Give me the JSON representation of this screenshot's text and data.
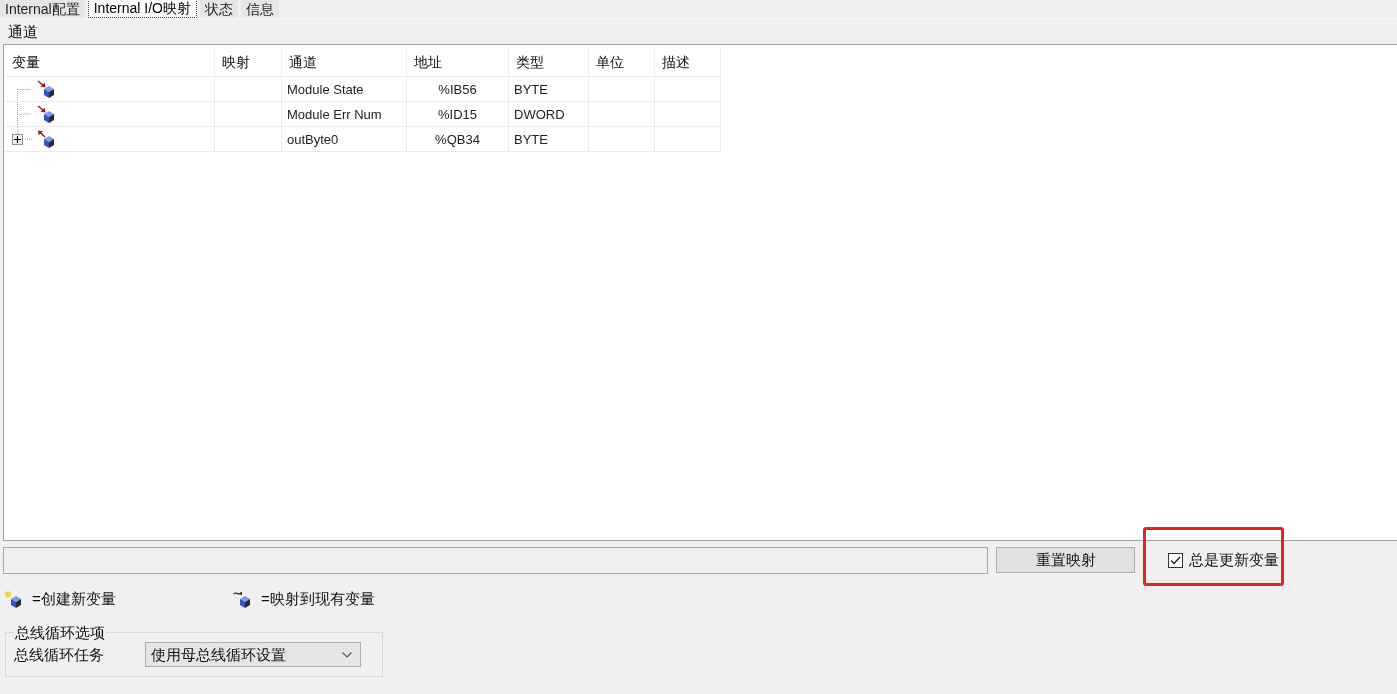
{
  "tabs": [
    {
      "label": "Internal配置",
      "selected": false
    },
    {
      "label": "Internal I/O映射",
      "selected": true
    },
    {
      "label": "状态",
      "selected": false
    },
    {
      "label": "信息",
      "selected": false
    }
  ],
  "section_title": "通道",
  "table": {
    "columns": [
      "变量",
      "映射",
      "通道",
      "地址",
      "类型",
      "单位",
      "描述"
    ],
    "rows": [
      {
        "kind": "input",
        "channel": "Module State",
        "address": "%IB56",
        "type": "BYTE"
      },
      {
        "kind": "input",
        "channel": "Module Err Num",
        "address": "%ID15",
        "type": "DWORD"
      },
      {
        "kind": "output",
        "expanded": false,
        "channel": "outByte0",
        "address": "%QB34",
        "type": "BYTE"
      }
    ]
  },
  "reset_button": "重置映射",
  "always_update": {
    "label": "总是更新变量",
    "checked": true,
    "highlighted": true
  },
  "legend": [
    {
      "kind": "new",
      "text": "=创建新变量"
    },
    {
      "kind": "existing",
      "text": "=映射到现有变量"
    }
  ],
  "bus_cycle": {
    "title": "总线循环选项",
    "label": "总线循环任务",
    "value": "使用母总线循环设置"
  }
}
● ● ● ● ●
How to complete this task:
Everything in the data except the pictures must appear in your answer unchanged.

Answer area:
Give me the JSON representation of this screenshot's text and data.
{
  "tabs": [
    {
      "label": "Internal配置",
      "selected": false
    },
    {
      "label": "Internal I/O映射",
      "selected": true
    },
    {
      "label": "状态",
      "selected": false
    },
    {
      "label": "信息",
      "selected": false
    }
  ],
  "section_title": "通道",
  "table": {
    "columns": [
      "变量",
      "映射",
      "通道",
      "地址",
      "类型",
      "单位",
      "描述"
    ],
    "rows": [
      {
        "kind": "input",
        "channel": "Module State",
        "address": "%IB56",
        "type": "BYTE"
      },
      {
        "kind": "input",
        "channel": "Module Err Num",
        "address": "%ID15",
        "type": "DWORD"
      },
      {
        "kind": "output",
        "expanded": false,
        "channel": "outByte0",
        "address": "%QB34",
        "type": "BYTE"
      }
    ]
  },
  "reset_button": "重置映射",
  "always_update": {
    "label": "总是更新变量",
    "checked": true,
    "highlighted": true
  },
  "legend": [
    {
      "kind": "new",
      "text": "=创建新变量"
    },
    {
      "kind": "existing",
      "text": "=映射到现有变量"
    }
  ],
  "bus_cycle": {
    "title": "总线循环选项",
    "label": "总线循环任务",
    "value": "使用母总线循环设置"
  }
}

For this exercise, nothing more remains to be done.